The demand for such a thing is clearly, tentatively, huge. Offering a safer, healthier, more affordable and liberating way of having a child, only those most conservative, traditional, or desperately poor will choose the conventional organic method.
Scientists are already working on artificial womb projects and finding some niggling difficulties in doing so.
As for clarifying my listed benefits of such a technology, an artificial womb would present a safer option, as it would be of a mechanical design in common with life-support systems that are most probably less susceptible to failure than human bodies, including healthy mothers. Further more, these devices would be static, as opposed to climbing stairs, walking streets and driving cars.
An artificial womb would be a healthier womb. This holds for the same reasons technology is employed in the production of the vegetables and fruits we eat. Hydroponics set-ups administer carefully, optimally controlled doses of nutrient to plants roots, while allowing for maximum air flow, and minimal disturbance from soil-based pests. I do not mean to suggest an infant child and a tomato plant are one and the same, but there are in fact parallels to be drawn.

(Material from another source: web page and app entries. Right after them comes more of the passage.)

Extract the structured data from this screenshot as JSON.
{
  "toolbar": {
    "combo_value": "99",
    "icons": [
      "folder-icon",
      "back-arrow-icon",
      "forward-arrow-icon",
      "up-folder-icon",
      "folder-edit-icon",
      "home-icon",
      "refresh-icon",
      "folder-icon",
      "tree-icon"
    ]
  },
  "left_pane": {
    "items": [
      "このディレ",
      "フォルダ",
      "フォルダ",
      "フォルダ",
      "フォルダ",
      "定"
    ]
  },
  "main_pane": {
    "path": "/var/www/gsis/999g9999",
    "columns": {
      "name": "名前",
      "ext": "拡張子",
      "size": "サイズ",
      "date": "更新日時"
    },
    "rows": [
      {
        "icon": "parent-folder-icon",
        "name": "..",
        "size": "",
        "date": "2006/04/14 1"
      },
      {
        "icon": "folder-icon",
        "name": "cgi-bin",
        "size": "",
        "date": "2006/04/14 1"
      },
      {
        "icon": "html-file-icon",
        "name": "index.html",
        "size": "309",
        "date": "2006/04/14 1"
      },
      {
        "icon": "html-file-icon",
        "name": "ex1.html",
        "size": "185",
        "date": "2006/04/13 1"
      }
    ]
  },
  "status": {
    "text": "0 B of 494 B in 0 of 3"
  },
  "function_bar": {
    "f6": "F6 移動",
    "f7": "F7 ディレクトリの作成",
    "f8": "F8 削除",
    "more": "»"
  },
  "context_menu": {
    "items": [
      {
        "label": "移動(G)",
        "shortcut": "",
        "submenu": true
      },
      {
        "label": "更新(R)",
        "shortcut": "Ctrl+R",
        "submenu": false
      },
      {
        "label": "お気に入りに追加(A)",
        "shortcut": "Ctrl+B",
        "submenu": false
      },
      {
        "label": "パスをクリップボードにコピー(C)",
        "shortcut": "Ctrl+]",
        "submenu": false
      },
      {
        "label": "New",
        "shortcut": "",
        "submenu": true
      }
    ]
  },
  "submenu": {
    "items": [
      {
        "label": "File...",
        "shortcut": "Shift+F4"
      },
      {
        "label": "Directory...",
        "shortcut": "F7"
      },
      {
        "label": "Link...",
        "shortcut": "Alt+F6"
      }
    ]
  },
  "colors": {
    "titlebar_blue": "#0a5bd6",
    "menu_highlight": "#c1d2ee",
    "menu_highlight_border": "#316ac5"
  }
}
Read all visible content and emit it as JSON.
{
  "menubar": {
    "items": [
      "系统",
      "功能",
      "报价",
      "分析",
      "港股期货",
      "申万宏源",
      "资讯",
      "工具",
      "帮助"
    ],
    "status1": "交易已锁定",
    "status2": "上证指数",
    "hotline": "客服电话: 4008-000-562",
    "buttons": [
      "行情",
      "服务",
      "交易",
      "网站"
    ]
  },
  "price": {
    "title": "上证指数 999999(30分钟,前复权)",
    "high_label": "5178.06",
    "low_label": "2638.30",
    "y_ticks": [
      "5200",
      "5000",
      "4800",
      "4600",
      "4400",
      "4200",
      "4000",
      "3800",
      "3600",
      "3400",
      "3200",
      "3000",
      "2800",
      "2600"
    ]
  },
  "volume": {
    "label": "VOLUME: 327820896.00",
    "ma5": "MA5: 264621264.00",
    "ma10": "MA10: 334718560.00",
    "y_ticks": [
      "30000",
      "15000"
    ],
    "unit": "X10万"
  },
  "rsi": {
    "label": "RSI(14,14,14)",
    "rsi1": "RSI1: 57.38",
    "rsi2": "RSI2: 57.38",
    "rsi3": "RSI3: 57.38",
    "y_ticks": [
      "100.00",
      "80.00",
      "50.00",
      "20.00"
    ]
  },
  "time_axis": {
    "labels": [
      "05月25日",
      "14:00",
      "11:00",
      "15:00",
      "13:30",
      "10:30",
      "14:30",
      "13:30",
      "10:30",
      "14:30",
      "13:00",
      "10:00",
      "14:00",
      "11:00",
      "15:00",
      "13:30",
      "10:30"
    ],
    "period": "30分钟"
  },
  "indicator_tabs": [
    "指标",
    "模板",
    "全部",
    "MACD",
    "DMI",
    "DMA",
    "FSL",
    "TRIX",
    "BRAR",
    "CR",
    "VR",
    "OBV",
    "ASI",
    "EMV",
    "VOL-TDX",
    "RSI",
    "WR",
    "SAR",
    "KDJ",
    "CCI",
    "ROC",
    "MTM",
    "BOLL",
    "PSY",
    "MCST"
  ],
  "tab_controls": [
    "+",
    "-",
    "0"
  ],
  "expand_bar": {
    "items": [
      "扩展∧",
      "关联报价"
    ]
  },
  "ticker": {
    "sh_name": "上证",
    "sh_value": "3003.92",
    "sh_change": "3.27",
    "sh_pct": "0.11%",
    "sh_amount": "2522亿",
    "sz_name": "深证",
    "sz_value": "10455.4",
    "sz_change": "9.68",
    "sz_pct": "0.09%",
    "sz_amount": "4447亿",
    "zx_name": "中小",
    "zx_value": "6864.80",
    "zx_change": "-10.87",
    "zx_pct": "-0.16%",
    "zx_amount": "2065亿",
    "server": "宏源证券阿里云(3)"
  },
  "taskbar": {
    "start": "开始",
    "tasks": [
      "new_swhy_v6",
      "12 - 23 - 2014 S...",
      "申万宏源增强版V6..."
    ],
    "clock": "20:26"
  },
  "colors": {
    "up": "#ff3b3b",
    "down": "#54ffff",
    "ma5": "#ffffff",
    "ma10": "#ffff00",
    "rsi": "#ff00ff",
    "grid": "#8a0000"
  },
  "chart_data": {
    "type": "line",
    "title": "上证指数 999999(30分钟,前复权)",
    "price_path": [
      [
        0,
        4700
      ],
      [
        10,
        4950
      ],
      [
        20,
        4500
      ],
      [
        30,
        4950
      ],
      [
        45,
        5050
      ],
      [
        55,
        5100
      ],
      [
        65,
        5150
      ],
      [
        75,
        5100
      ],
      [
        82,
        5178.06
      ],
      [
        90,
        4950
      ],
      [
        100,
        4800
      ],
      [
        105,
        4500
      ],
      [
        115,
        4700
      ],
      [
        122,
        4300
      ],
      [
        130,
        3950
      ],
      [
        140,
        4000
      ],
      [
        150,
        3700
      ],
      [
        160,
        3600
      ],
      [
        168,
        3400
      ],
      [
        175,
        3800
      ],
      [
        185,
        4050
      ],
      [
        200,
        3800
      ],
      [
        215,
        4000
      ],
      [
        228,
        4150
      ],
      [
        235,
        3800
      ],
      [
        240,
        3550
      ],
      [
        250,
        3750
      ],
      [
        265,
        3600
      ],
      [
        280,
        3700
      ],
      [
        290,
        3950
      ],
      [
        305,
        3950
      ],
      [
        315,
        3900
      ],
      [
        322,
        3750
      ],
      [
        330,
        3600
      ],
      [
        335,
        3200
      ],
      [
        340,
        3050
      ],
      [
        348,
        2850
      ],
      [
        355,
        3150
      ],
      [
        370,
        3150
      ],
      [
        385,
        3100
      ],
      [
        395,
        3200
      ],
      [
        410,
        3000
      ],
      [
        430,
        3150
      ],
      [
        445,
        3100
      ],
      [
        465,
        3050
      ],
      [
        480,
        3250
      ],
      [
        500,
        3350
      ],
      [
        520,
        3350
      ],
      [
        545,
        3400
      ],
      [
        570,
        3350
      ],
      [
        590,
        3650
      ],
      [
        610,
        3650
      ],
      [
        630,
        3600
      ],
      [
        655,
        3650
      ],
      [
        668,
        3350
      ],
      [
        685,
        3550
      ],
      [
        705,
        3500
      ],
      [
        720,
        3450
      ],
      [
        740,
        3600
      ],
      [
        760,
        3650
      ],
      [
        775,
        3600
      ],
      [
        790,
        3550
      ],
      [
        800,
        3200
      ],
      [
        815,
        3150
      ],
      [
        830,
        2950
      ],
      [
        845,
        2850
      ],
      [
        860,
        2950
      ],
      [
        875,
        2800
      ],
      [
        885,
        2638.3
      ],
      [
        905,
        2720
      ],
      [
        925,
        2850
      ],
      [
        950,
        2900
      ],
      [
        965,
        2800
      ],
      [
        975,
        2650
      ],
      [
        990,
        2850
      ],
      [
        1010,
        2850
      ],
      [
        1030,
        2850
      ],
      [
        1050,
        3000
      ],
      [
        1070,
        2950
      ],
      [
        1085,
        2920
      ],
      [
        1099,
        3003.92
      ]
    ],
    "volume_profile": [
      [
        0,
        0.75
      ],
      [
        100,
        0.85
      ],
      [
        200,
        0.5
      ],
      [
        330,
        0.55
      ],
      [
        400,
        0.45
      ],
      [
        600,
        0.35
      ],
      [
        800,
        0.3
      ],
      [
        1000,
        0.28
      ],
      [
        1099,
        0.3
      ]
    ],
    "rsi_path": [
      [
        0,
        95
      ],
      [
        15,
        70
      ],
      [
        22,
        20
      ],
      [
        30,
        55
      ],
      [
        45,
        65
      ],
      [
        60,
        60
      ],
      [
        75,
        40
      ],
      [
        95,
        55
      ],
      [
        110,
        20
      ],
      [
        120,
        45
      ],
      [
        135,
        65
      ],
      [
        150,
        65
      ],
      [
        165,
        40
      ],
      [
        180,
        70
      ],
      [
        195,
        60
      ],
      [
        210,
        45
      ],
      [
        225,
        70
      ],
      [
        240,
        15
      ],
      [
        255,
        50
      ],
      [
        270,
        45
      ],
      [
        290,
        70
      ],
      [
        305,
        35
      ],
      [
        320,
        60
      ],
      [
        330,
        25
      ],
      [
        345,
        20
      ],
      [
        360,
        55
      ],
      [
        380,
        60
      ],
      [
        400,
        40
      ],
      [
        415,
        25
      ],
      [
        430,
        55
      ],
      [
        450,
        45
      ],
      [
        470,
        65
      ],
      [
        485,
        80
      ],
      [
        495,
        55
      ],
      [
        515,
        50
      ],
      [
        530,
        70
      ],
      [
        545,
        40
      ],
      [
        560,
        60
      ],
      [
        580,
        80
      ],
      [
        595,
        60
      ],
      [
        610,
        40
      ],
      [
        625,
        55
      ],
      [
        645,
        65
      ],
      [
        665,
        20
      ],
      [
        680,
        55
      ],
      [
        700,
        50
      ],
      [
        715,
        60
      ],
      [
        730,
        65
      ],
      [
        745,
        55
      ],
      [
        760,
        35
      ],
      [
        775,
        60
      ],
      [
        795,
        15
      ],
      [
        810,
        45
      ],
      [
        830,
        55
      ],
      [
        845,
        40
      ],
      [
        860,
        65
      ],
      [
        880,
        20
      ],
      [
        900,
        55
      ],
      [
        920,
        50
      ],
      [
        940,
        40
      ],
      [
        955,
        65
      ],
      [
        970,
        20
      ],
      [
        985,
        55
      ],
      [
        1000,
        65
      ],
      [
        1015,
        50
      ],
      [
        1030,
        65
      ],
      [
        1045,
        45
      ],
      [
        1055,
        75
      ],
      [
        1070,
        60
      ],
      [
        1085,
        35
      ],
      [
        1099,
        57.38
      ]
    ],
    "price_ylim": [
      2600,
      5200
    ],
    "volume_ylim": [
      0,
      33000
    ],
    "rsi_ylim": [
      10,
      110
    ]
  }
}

As for more affordable, please do the following maths; Pregnant women experience a significantly reduced capacity to work. Women expecting children the artificial way will have the flexibility to work for longer, if they wish. And so they will be more liberated, able to walk, fly and live more comfortably, also free of any possible concern that they might not recognise their own bodies, during and after pregnancy.